**EXTRACTED RECORDS:**

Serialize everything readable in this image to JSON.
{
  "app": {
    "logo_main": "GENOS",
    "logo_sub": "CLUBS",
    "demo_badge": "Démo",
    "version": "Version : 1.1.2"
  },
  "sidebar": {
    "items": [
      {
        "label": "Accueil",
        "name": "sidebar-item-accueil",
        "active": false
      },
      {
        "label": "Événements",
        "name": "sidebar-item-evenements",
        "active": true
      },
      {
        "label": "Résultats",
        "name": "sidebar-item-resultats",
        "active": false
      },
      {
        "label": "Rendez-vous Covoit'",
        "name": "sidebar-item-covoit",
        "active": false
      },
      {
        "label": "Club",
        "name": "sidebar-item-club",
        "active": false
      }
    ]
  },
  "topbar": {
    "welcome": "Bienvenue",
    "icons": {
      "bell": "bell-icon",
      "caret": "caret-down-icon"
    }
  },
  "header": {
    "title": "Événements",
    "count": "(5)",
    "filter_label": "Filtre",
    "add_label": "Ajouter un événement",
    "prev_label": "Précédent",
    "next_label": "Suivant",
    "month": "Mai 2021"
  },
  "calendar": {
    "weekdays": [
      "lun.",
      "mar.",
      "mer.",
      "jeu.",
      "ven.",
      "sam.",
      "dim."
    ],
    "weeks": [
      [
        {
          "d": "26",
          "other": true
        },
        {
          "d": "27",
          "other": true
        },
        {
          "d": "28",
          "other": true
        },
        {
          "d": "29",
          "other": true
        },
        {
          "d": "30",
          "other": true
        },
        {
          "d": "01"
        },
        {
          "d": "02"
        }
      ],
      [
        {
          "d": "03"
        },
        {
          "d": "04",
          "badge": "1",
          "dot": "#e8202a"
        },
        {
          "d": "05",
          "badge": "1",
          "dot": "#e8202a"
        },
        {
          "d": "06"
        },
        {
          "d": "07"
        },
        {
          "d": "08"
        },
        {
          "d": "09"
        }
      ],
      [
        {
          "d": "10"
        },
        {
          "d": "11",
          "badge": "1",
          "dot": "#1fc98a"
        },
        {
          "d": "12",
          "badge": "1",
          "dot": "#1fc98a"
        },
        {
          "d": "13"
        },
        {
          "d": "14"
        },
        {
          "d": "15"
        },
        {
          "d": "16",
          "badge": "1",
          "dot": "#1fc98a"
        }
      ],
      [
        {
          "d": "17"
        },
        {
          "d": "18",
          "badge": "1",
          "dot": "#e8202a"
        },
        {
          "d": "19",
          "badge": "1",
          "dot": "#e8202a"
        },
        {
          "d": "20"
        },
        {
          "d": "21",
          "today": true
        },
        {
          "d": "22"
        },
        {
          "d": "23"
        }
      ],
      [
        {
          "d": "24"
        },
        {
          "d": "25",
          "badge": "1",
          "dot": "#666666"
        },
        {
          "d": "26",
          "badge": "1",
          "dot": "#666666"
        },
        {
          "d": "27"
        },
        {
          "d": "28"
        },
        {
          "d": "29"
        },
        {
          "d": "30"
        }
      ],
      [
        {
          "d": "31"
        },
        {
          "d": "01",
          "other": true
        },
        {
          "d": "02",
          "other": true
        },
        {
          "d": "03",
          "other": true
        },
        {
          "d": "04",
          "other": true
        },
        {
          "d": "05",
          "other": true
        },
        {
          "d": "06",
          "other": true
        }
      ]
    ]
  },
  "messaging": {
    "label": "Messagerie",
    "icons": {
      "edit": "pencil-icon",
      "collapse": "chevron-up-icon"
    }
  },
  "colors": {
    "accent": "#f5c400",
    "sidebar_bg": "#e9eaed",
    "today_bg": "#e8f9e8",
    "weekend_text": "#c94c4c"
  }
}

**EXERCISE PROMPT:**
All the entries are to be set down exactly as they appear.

**WRITTEN SOLUTION:**
Serialize everything readable in this image to JSON.
{
  "app": {
    "logo_main": "GENOS",
    "logo_sub": "CLUBS",
    "demo_badge": "Démo",
    "version": "Version : 1.1.2"
  },
  "sidebar": {
    "items": [
      {
        "label": "Accueil",
        "name": "sidebar-item-accueil",
        "active": false
      },
      {
        "label": "Événements",
        "name": "sidebar-item-evenements",
        "active": true
      },
      {
        "label": "Résultats",
        "name": "sidebar-item-resultats",
        "active": false
      },
      {
        "label": "Rendez-vous Covoit'",
        "name": "sidebar-item-covoit",
        "active": false
      },
      {
        "label": "Club",
        "name": "sidebar-item-club",
        "active": false
      }
    ]
  },
  "topbar": {
    "welcome": "Bienvenue",
    "icons": {
      "bell": "bell-icon",
      "caret": "caret-down-icon"
    }
  },
  "header": {
    "title": "Événements",
    "count": "(5)",
    "filter_label": "Filtre",
    "add_label": "Ajouter un événement",
    "prev_label": "Précédent",
    "next_label": "Suivant",
    "month": "Mai 2021"
  },
  "calendar": {
    "weekdays": [
      "lun.",
      "mar.",
      "mer.",
      "jeu.",
      "ven.",
      "sam.",
      "dim."
    ],
    "weeks": [
      [
        {
          "d": "26",
          "other": true
        },
        {
          "d": "27",
          "other": true
        },
        {
          "d": "28",
          "other": true
        },
        {
          "d": "29",
          "other": true
        },
        {
          "d": "30",
          "other": true
        },
        {
          "d": "01"
        },
        {
          "d": "02"
        }
      ],
      [
        {
          "d": "03"
        },
        {
          "d": "04",
          "badge": "1",
          "dot": "#e8202a"
        },
        {
          "d": "05",
          "badge": "1",
          "dot": "#e8202a"
        },
        {
          "d": "06"
        },
        {
          "d": "07"
        },
        {
          "d": "08"
        },
        {
          "d": "09"
        }
      ],
      [
        {
          "d": "10"
        },
        {
          "d": "11",
          "badge": "1",
          "dot": "#1fc98a"
        },
        {
          "d": "12",
          "badge": "1",
          "dot": "#1fc98a"
        },
        {
          "d": "13"
        },
        {
          "d": "14"
        },
        {
          "d": "15"
        },
        {
          "d": "16",
          "badge": "1",
          "dot": "#1fc98a"
        }
      ],
      [
        {
          "d": "17"
        },
        {
          "d": "18",
          "badge": "1",
          "dot": "#e8202a"
        },
        {
          "d": "19",
          "badge": "1",
          "dot": "#e8202a"
        },
        {
          "d": "20"
        },
        {
          "d": "21",
          "today": true
        },
        {
          "d": "22"
        },
        {
          "d": "23"
        }
      ],
      [
        {
          "d": "24"
        },
        {
          "d": "25",
          "badge": "1",
          "dot": "#666666"
        },
        {
          "d": "26",
          "badge": "1",
          "dot": "#666666"
        },
        {
          "d": "27"
        },
        {
          "d": "28"
        },
        {
          "d": "29"
        },
        {
          "d": "30"
        }
      ],
      [
        {
          "d": "31"
        },
        {
          "d": "01",
          "other": true
        },
        {
          "d": "02",
          "other": true
        },
        {
          "d": "03",
          "other": true
        },
        {
          "d": "04",
          "other": true
        },
        {
          "d": "05",
          "other": true
        },
        {
          "d": "06",
          "other": true
        }
      ]
    ]
  },
  "messaging": {
    "label": "Messagerie",
    "icons": {
      "edit": "pencil-icon",
      "collapse": "chevron-up-icon"
    }
  },
  "colors": {
    "accent": "#f5c400",
    "sidebar_bg": "#e9eaed",
    "today_bg": "#e8f9e8",
    "weekend_text": "#c94c4c"
  }
}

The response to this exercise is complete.